**What you need to do**.
Every record is to be printed exactly as it appears.

**Material provided**.
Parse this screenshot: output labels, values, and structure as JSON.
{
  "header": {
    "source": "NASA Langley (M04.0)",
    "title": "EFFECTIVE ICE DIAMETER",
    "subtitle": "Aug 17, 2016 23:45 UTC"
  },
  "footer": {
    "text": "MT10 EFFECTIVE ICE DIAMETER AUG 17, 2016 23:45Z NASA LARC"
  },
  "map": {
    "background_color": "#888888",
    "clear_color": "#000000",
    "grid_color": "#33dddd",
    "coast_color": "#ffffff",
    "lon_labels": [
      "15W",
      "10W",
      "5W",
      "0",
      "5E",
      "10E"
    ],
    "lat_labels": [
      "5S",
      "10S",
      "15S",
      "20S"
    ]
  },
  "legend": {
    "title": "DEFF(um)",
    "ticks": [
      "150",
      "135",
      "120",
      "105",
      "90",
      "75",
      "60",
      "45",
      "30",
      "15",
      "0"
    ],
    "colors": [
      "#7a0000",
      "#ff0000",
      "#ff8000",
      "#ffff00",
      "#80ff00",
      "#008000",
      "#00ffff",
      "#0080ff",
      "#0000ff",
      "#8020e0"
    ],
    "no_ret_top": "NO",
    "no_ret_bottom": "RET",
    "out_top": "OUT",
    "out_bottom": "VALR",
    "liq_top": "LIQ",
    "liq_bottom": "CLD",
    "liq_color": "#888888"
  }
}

**Task solution**.
Parse this screenshot: output labels, values, and structure as JSON.
{
  "header": {
    "source": "NASA Langley (M04.0)",
    "title": "EFFECTIVE ICE DIAMETER",
    "subtitle": "Aug 17, 2016 23:45 UTC"
  },
  "footer": {
    "text": "MT10 EFFECTIVE ICE DIAMETER AUG 17, 2016 23:45Z NASA LARC"
  },
  "map": {
    "background_color": "#888888",
    "clear_color": "#000000",
    "grid_color": "#33dddd",
    "coast_color": "#ffffff",
    "lon_labels": [
      "15W",
      "10W",
      "5W",
      "0",
      "5E",
      "10E"
    ],
    "lat_labels": [
      "5S",
      "10S",
      "15S",
      "20S"
    ]
  },
  "legend": {
    "title": "DEFF(um)",
    "ticks": [
      "150",
      "135",
      "120",
      "105",
      "90",
      "75",
      "60",
      "45",
      "30",
      "15",
      "0"
    ],
    "colors": [
      "#7a0000",
      "#ff0000",
      "#ff8000",
      "#ffff00",
      "#80ff00",
      "#008000",
      "#00ffff",
      "#0080ff",
      "#0000ff",
      "#8020e0"
    ],
    "no_ret_top": "NO",
    "no_ret_bottom": "RET",
    "out_top": "OUT",
    "out_bottom": "VALR",
    "liq_top": "LIQ",
    "liq_bottom": "CLD",
    "liq_color": "#888888"
  }
}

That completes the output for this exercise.